One other thing I thought of: if you’ve purchased the player’s companion, spell research may become more appealing when the opportunity for experimentation arises. Additionally, if your mage is ever going to consider designing constructs, that also requires a library (though constructing one requires a workshop).

Hi Jedavis, A few thoughts in response.

  1. Spell research is intended to be much harder and more expensive than copying a spell from a scroll. The availability of such items is a major reason why mages would go to cities and/or collaborate. Spell research becomes much more valuable when you can’t get a scroll, want to create a new spell, or want to experiment.

  2. If, as Judge, you think some spells ought not be available for sale, then they simply aren’t available for sale. Keep in mind that everything in ACKS is based on the “average” city, “average” ruler, and so on. But in the real world, no one is actually average. There are no US families that actually have 1.5 kids. So you can and should individualize your cities, markets, nobles, and so on. The data in ACKS is baselines, not straightjackets. So, you can always play with the relative market sizes, as Jard maintains.

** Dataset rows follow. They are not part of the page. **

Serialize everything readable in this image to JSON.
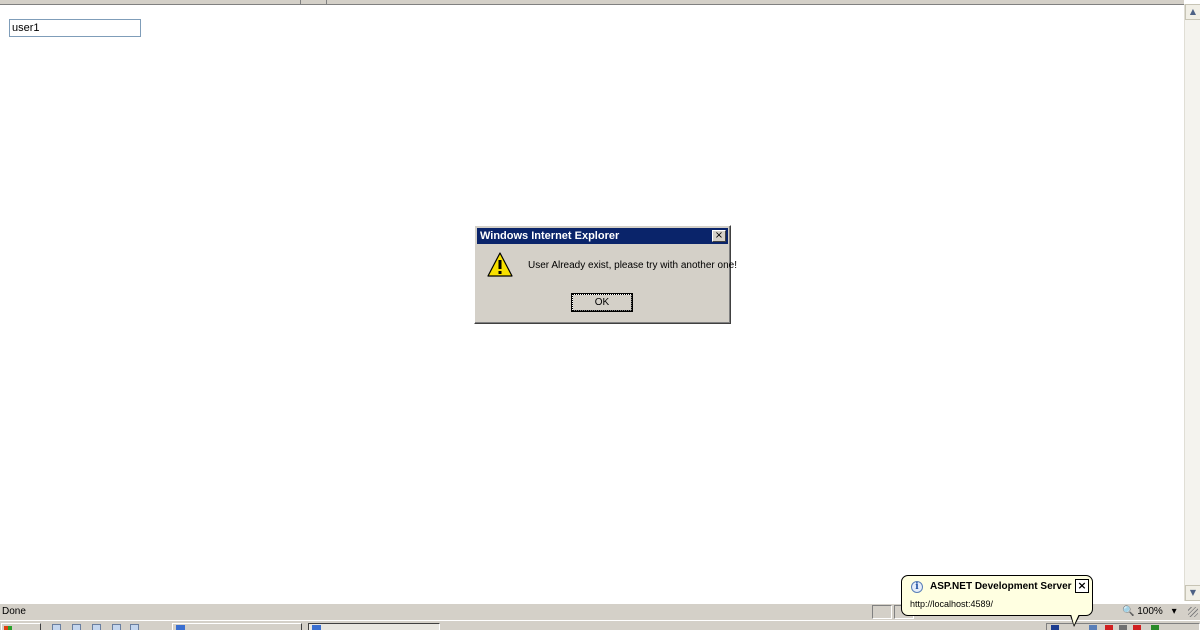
{
  "page": {
    "username_value": "user1"
  },
  "dialog": {
    "title": "Windows Internet Explorer",
    "close_glyph": "×",
    "icon": "warning-icon",
    "message": "User Already exist, please try with another one!",
    "ok_label": "OK"
  },
  "statusbar": {
    "status_text": "Done",
    "zoom_label": "100%",
    "zoom_icon": "zoom-icon"
  },
  "balloon": {
    "icon": "info-icon",
    "title": "ASP.NET Development Server",
    "body": "http://localhost:4589/",
    "close_glyph": "×"
  },
  "colors": {
    "titlebar": "#0a246a",
    "chrome": "#d4d0c8",
    "balloon_bg": "#ffffe1"
  }
}
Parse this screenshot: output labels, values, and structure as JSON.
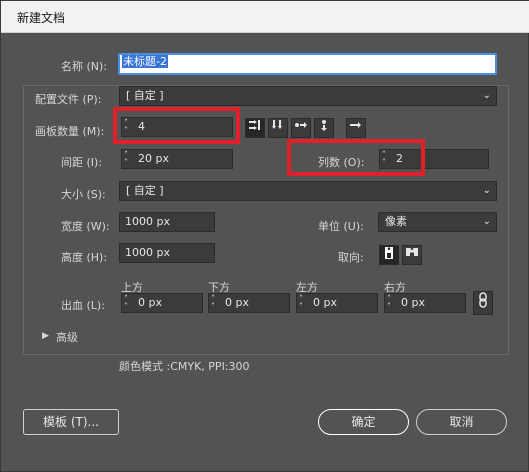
{
  "window": {
    "title": "新建文档"
  },
  "name": {
    "label": "名称 (N):",
    "value": "未标题-2"
  },
  "profile": {
    "label": "配置文件 (P):",
    "value": "[ 自定 ]"
  },
  "artboards": {
    "label": "画板数量 (M):",
    "value": "4"
  },
  "spacing": {
    "label": "间距 (I):",
    "value": "20 px"
  },
  "columns": {
    "label": "列数 (O):",
    "value": "2"
  },
  "size": {
    "label": "大小 (S):",
    "value": "[ 自定 ]"
  },
  "width": {
    "label": "宽度 (W):",
    "value": "1000 px"
  },
  "units": {
    "label": "单位 (U):",
    "value": "像素"
  },
  "height": {
    "label": "高度 (H):",
    "value": "1000 px"
  },
  "orientation": {
    "label": "取向:"
  },
  "bleed": {
    "label": "出血 (L):",
    "top": {
      "label": "上方",
      "value": "0 px"
    },
    "bottom": {
      "label": "下方",
      "value": "0 px"
    },
    "left": {
      "label": "左方",
      "value": "0 px"
    },
    "right": {
      "label": "右方",
      "value": "0 px"
    }
  },
  "advanced": {
    "label": "高级"
  },
  "color_info": "颜色模式 :CMYK, PPI:300",
  "buttons": {
    "templates": "模板 (T)...",
    "ok": "确定",
    "cancel": "取消"
  },
  "colors": {
    "dialog_bg": "#535353",
    "highlight": "#e0202a",
    "selection": "#3875d7"
  },
  "icons": [
    "grid-by-row-icon",
    "grid-by-column-icon",
    "arrange-by-row-icon",
    "arrange-by-column-icon",
    "right-to-left-icon",
    "portrait-icon",
    "landscape-icon",
    "link-icon",
    "chevron-down-icon"
  ]
}
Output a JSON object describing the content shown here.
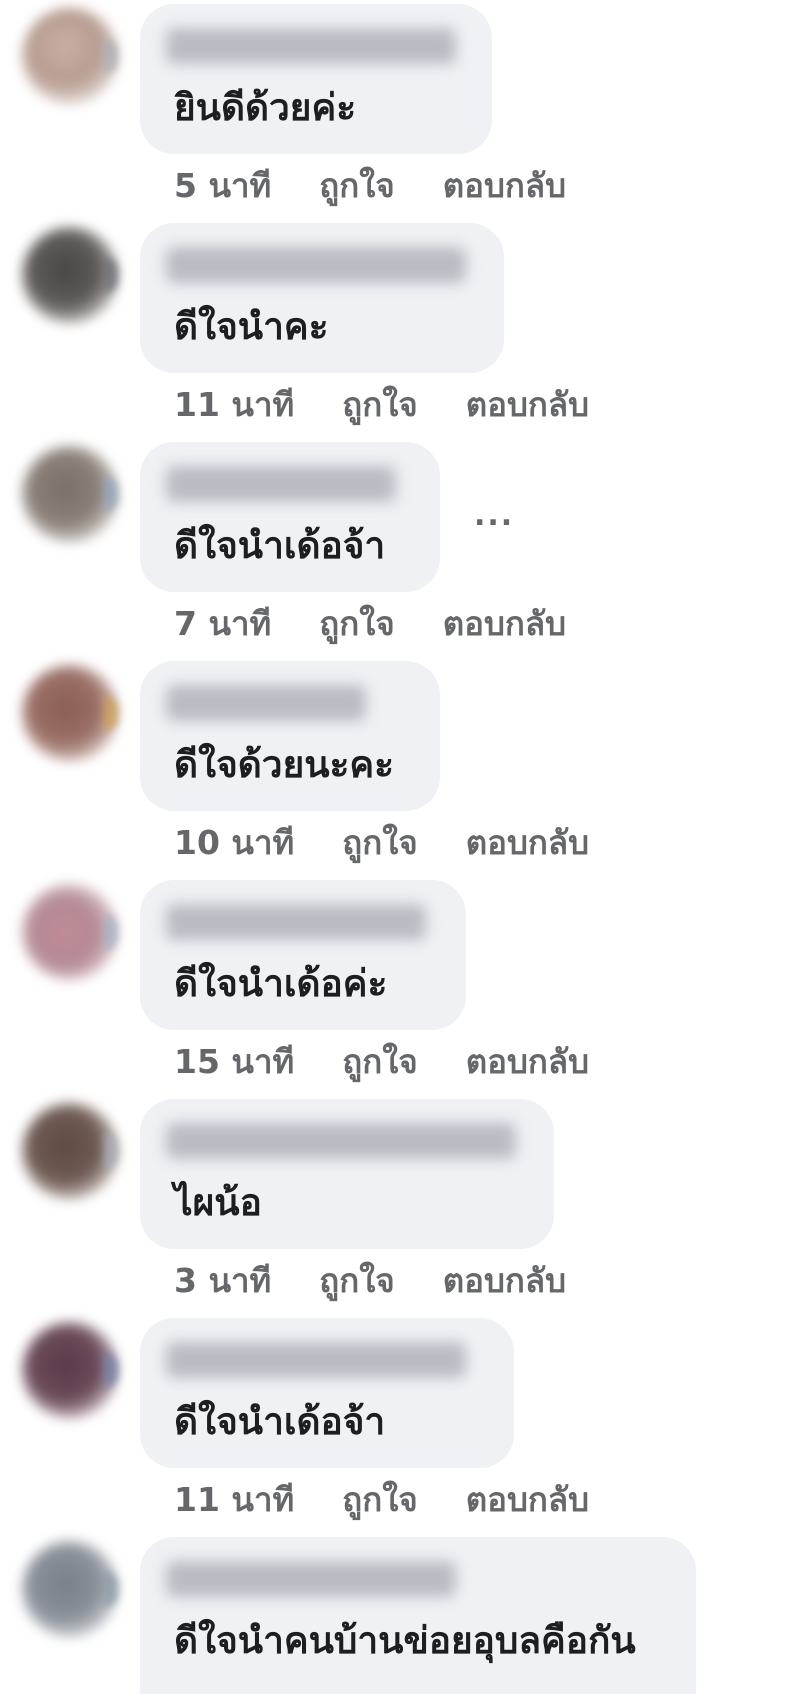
{
  "comments": [
    {
      "text": "ยินดีด้วยค่ะ",
      "time": "5 นาที",
      "like": "ถูกใจ",
      "reply": "ตอบกลับ",
      "avatar_color": "#b79c90"
    },
    {
      "text": "ดีใจนำคะ",
      "time": "11 นาที",
      "like": "ถูกใจ",
      "reply": "ตอบกลับ",
      "avatar_color": "#5e5a58"
    },
    {
      "text": "ดีใจนำเด้อจ้า",
      "time": "7 นาที",
      "like": "ถูกใจ",
      "reply": "ตอบกลับ",
      "avatar_color": "#8a8078"
    },
    {
      "text": "ดีใจด้วยนะคะ",
      "time": "10 นาที",
      "like": "ถูกใจ",
      "reply": "ตอบกลับ",
      "avatar_color": "#9a6f66"
    },
    {
      "text": "ดีใจนำเด้อค่ะ",
      "time": "15 นาที",
      "like": "ถูกใจ",
      "reply": "ตอบกลับ",
      "avatar_color": "#b48a94"
    },
    {
      "text": "ไผน้อ",
      "time": "3 นาที",
      "like": "ถูกใจ",
      "reply": "ตอบกลับ",
      "avatar_color": "#6e5a52"
    },
    {
      "text": "ดีใจนำเด้อจ้า",
      "time": "11 นาที",
      "like": "ถูกใจ",
      "reply": "ตอบกลับ",
      "avatar_color": "#6b4a5a"
    },
    {
      "text": "ดีใจนำคนบ้านข่อยอุบลคือกัน",
      "avatar_color": "#8a9098"
    }
  ],
  "more_menu": {
    "label": "..."
  }
}
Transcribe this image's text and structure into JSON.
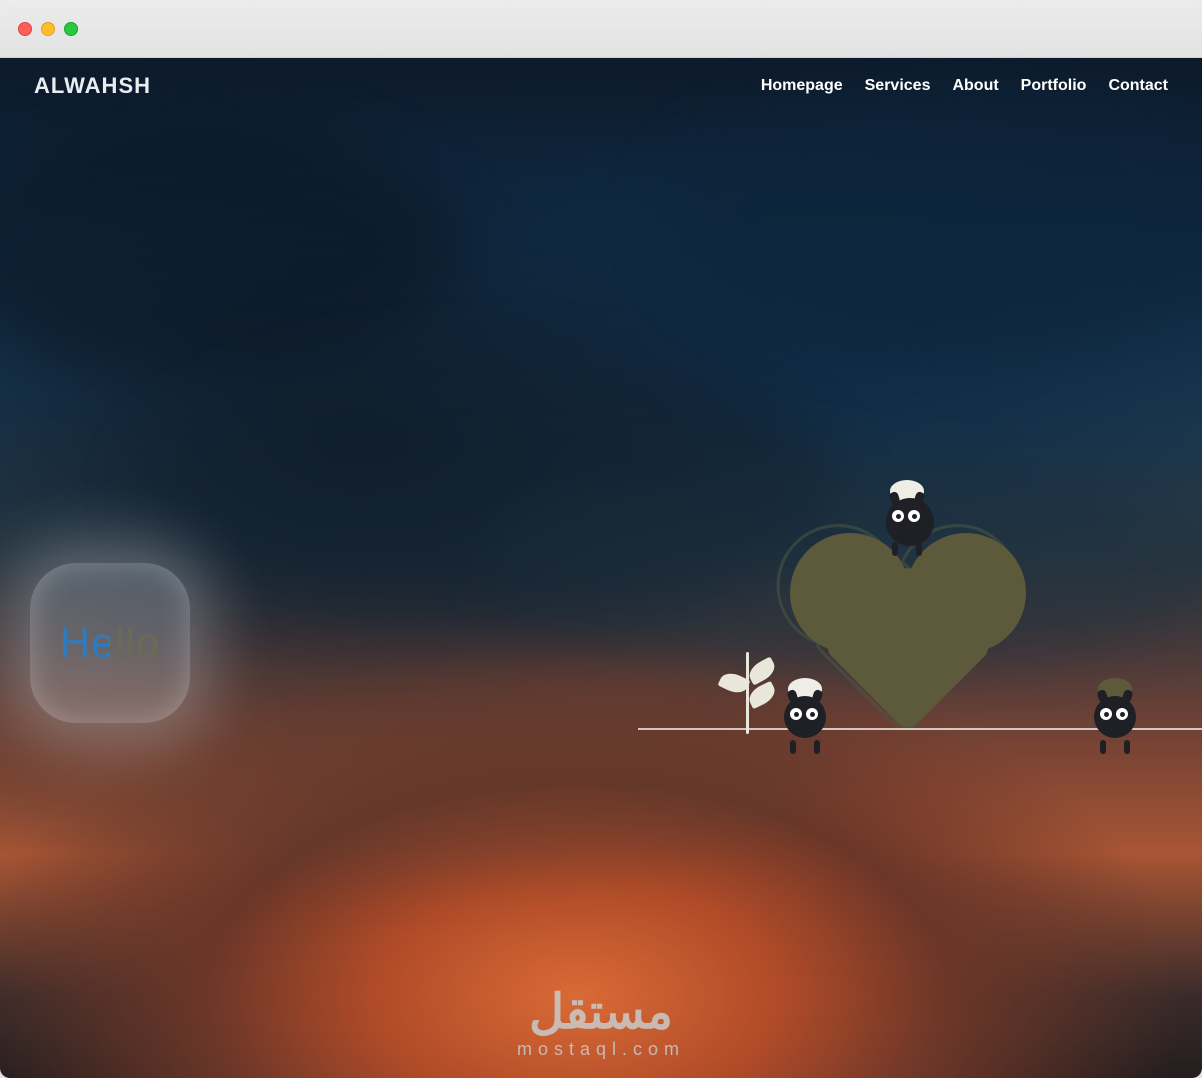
{
  "brand": "ALWAHSH",
  "nav": {
    "items": [
      {
        "label": "Homepage"
      },
      {
        "label": "Services"
      },
      {
        "label": "About"
      },
      {
        "label": "Portfolio"
      },
      {
        "label": "Contact"
      }
    ]
  },
  "hero": {
    "badge_text": "Hello"
  },
  "watermark": {
    "arabic": "مستقل",
    "latin": "mostaql.com"
  },
  "colors": {
    "heart_fill": "#5c5a3b",
    "nav_text": "#ffffff",
    "badge_bg": "rgba(200,210,220,0.30)"
  }
}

  3. The way the “number of items available” charts were created was by estimating the size of the economies, estimating the number of products, the number of items at each price level, and then coming up with some averages. This can be expressed mathematically:
    Aggregate Money Supply / Average Price of Goods = Average Quantity of Goods
    Average Quantity of Goods / Number of Different Types of Goods = Average Quantity of Each Type of Good

But that means that if, for example, you were to double the number of theoretical spells in existence, you actually should HALVE the number of spell scrolls available of each individual spell. To the extent you reduce the number of one scroll, increase the number of another so it averages out. So for example, if you want all the spells in PC to be available (doubling the number of scrolls) then there should only be a 50% chance of each scroll being available. If Necromancer mages make up 85% of the mages in our city, then maybe there are 3-4 scrolls of each necromancy spell but less than 1 of other types. And so on. Does that make sense?

  1. The rules lay quiet on whether or not your spell signature changes when you copy a spell from someone else. If when you purchase and copy a scroll, you get that caster’s spell signature, or something like it, that might cause fun/interesting ramifications that would change the cold, hard math.

Thanks, Alex; point 3 is basically the sort of thing I was looking for. I’m a little curious about the details of the numbers used for constructing the availability chart, but “increased scroll variety leads to decreased quantities” is a starting point I can work with. I may still roll random languages for available scrolls, just to throw one extra barrier in, but might also mark a few PC spells as “potentially available in this city” and use that to add a probability of nonavailability to all scrolls of that level while also providing a way to pick up those new spells.